BEGIN RECORDS SUPPLIED

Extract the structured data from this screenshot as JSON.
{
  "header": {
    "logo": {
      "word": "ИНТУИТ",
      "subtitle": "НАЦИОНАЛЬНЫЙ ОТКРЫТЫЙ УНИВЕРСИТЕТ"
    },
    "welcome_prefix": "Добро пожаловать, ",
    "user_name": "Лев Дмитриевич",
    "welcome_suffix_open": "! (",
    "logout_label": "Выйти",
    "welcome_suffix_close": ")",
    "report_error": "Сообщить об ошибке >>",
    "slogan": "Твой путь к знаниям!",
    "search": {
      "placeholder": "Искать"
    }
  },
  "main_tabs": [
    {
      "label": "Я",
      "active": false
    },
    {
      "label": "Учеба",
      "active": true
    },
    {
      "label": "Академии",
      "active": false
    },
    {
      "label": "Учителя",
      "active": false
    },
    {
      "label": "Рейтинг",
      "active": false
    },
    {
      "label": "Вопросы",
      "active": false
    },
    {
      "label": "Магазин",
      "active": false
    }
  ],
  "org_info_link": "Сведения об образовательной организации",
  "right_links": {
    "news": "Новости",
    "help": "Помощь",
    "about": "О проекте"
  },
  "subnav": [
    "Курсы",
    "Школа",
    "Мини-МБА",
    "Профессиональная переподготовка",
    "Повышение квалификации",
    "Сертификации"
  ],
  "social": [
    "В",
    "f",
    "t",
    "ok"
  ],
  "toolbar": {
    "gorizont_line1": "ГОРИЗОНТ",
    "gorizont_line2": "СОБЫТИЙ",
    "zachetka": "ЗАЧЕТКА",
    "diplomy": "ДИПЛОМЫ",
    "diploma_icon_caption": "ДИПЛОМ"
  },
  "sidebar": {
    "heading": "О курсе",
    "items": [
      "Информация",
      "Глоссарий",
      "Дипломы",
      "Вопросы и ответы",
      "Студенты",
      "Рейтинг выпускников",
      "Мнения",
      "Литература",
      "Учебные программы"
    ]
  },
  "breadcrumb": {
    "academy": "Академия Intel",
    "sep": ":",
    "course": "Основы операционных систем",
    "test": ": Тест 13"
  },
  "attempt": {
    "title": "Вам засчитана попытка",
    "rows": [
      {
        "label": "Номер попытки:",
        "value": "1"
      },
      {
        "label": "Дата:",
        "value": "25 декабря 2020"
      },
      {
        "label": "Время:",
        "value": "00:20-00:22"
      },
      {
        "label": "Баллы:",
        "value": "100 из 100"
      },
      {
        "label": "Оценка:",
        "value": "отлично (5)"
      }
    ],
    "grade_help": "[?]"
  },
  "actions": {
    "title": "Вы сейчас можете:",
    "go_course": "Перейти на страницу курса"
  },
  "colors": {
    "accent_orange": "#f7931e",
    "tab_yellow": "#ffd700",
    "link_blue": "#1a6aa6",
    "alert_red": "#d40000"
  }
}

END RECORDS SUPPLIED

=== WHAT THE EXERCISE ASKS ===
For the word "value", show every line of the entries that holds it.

=== SOLUTION FOR THIS PROBLEM ===
        "value": "1"
        "value": "25 декабря 2020"
        "value": "00:20-00:22"
        "value": "100 из 100"
        "value": "отлично (5)"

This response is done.